Unlike many locking trem users, though, Gillis has not installed one of those little screw-on hex-wrench holders on the back of the guitar’s headstock. “I do keep a wrench there, but it stays attached by Velcro,” says Gillis. “I’d never drill into this guitar [laughs].”

Ménage à Treize

Brad Gillis’ typical week involves writing and producing music in his home studio for ESPN and other clients, doing fly-away dates with Night Ranger on weekends, and spending his free moments—and free dollars—on craigslist.org expanding his vast collection of guitars, a 6-string harem that has recently reached 100 instruments. We caught the Northern California guitar hero in his living room rolling around on the carpet with 13 of his favorite fretted mistresses. Shown here (clockwise from left) are a two-tone sunburst 1957 Fender Stratocaster, a ’90s reissue Gibson Elvis Presley model J-200, a ’70s Gibson Les Paul Custom (“creamed out from white to yellow—loving it”), a 1982 Gibson Flying V (“It’s a’58/’59-era Korina reissue”), a 1952 Gibson ES-175D, a 1967 Fender Coronado II Antigua (“My 100th guitar!”), a late-’60s Gibson Les Paul Custom with built-in wireless and original Floyd Rose (“I played it all through high school, with Rubicon, and at the end of each Ozzy show”), an ice-blue-metallic 1965 Fender Stratocaster with built-in wireless, a 1965 three-tone sunburst Stratocaster, a 1986 Rickenbacker 360, a 1968 pink paisley Fender Telecaster, a three-bolt 1970 Fender Stratocaster Antigua, and (held) Gillis’ multi-platinum hit maker, his war-torn 1962 Fender Stratocaster.

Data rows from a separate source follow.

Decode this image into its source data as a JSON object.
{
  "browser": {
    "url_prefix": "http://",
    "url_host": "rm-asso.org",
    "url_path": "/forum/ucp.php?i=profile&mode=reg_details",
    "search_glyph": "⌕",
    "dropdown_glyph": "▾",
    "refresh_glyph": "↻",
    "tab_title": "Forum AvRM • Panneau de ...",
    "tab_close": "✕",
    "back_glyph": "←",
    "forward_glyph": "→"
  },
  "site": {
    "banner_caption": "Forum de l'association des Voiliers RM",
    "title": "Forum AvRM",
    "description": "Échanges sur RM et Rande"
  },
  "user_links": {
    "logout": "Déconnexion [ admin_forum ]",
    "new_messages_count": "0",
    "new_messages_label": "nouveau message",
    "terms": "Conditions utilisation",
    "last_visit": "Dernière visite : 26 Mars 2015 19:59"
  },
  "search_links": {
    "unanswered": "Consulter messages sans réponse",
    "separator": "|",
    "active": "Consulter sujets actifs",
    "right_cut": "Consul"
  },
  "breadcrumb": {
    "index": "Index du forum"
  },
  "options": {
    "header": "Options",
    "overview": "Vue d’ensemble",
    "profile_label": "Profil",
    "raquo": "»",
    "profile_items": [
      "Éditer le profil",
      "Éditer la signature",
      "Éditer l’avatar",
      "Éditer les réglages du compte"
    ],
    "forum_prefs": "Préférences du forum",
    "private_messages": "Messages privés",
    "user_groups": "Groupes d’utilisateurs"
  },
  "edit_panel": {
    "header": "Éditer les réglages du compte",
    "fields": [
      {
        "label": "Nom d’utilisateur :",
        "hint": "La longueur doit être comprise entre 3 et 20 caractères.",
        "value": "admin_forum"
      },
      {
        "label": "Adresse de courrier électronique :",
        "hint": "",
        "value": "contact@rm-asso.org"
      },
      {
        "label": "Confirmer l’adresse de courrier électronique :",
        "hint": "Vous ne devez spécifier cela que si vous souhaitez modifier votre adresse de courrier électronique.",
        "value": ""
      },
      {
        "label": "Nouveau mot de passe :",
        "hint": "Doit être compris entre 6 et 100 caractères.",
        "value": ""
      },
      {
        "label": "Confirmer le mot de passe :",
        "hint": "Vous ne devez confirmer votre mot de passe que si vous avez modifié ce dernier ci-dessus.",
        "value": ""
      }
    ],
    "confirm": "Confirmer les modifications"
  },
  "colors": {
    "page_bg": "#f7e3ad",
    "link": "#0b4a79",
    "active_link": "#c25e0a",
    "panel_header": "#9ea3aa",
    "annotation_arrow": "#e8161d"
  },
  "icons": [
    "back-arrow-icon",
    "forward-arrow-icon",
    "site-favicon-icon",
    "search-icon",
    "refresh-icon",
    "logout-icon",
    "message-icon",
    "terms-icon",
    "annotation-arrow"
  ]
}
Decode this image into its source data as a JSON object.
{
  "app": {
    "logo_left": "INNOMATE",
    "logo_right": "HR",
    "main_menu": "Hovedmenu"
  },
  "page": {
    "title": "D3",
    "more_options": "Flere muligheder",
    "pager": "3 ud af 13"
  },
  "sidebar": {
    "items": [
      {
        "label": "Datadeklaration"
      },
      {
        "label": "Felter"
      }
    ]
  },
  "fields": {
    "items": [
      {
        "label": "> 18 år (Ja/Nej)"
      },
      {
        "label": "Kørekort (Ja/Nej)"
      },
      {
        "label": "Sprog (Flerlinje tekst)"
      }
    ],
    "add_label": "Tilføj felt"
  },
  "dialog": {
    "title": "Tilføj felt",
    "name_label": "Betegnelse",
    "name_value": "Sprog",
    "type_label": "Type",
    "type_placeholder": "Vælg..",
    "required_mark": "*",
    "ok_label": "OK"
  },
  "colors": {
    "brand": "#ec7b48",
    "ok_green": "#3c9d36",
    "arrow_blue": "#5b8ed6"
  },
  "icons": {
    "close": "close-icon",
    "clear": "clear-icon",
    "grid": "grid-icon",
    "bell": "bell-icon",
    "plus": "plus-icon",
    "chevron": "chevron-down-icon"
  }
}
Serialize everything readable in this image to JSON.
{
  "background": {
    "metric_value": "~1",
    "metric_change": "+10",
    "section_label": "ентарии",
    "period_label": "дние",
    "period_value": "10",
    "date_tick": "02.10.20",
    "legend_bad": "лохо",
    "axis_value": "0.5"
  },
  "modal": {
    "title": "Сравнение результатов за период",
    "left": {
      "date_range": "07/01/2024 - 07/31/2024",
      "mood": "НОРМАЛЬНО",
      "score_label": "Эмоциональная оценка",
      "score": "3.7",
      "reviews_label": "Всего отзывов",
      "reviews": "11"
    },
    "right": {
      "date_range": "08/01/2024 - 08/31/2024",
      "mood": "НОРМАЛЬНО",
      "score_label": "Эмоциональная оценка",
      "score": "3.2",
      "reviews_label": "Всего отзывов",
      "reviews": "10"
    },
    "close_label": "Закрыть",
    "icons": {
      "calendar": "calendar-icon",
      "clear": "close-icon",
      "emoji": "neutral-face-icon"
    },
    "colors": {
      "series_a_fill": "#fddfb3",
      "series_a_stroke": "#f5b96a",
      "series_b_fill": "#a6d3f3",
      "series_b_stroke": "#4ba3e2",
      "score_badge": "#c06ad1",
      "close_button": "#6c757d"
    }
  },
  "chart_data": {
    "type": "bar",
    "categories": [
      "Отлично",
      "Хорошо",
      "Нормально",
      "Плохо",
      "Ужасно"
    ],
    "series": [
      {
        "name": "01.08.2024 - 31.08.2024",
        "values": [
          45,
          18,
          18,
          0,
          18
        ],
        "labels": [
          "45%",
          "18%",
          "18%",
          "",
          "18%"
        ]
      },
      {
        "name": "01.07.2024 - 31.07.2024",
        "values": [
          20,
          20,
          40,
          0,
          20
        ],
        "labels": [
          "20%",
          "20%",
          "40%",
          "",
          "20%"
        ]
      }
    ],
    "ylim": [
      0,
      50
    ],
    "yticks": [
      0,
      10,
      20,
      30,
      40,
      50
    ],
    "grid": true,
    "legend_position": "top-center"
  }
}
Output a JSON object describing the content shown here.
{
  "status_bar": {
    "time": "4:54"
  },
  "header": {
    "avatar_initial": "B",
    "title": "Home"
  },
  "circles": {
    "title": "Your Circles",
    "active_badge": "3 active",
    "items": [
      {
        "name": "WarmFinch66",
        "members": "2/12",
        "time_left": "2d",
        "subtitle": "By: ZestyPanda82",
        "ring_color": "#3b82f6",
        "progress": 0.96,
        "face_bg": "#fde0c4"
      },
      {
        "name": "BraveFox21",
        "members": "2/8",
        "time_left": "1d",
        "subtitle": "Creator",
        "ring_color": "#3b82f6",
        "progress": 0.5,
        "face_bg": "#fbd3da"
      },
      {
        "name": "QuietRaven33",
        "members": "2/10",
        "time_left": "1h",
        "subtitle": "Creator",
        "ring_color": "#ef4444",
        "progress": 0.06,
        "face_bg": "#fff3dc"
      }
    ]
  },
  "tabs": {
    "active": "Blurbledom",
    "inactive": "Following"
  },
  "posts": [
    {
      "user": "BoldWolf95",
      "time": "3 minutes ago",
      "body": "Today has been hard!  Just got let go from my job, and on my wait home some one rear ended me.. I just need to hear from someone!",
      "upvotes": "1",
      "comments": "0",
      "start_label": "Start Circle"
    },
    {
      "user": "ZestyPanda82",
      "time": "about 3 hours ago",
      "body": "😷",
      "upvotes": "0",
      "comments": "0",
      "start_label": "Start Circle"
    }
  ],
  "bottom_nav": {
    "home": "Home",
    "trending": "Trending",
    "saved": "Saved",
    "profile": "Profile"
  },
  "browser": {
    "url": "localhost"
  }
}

New PRS, Old Floyd

Gillis’ custom Paul Reed Smith 513 has an original Floyd Rose tremolo system (note the lack of fine tuners) and custom routing that allows the bridge to float parallel to the body. All 513s have both 5-way and 3-way selectors that allow the guitar to achieve 13 different sounds with five single-coil pickups. The switch nearest the tone control activates an onboard Nady wireless transmitter.

Where’s Jeff?

As Night Ranger fans would expect, the band’s forthcoming album, Hole in the Sun [VH1 Classic Records] features plenty of lead guitar from Jeff Watson, the explosive axslinger whose innovative, pianistic solos perfectly complemented the lyrical leads of Brad Gillis and helped the duo earn a reputation as one of the most fearsome 6-string tag teams of the ’80s and beyond. (It also helped Watson and Gillis land the cover of GP in December 1984.) Watson can also be seen on the big screen in his first film role—he plays a musician in the 2007 Disney hit Enchanted. One place you won’t find Watson, though, is on tour with Night Ranger, who currently have either Joel Hoekstra or Reb Beach captaining Watson’s side of the stage.

“It took a while to get used to having somebody else standing next to me doing twin harmonies, because Jeff was my partner in crime for so many years,” says Gillis, who, like Watson and the rest the band, isn’t willing to say much publicly about Watson’s recent departure. “The split has been really tough.”

After speaking with both camps, the lesson appears to be the typical one bands learn when they allow themselves to become fractured to this degree: No matter what the final outcome is, no one profits from the situation except the attorneys involved.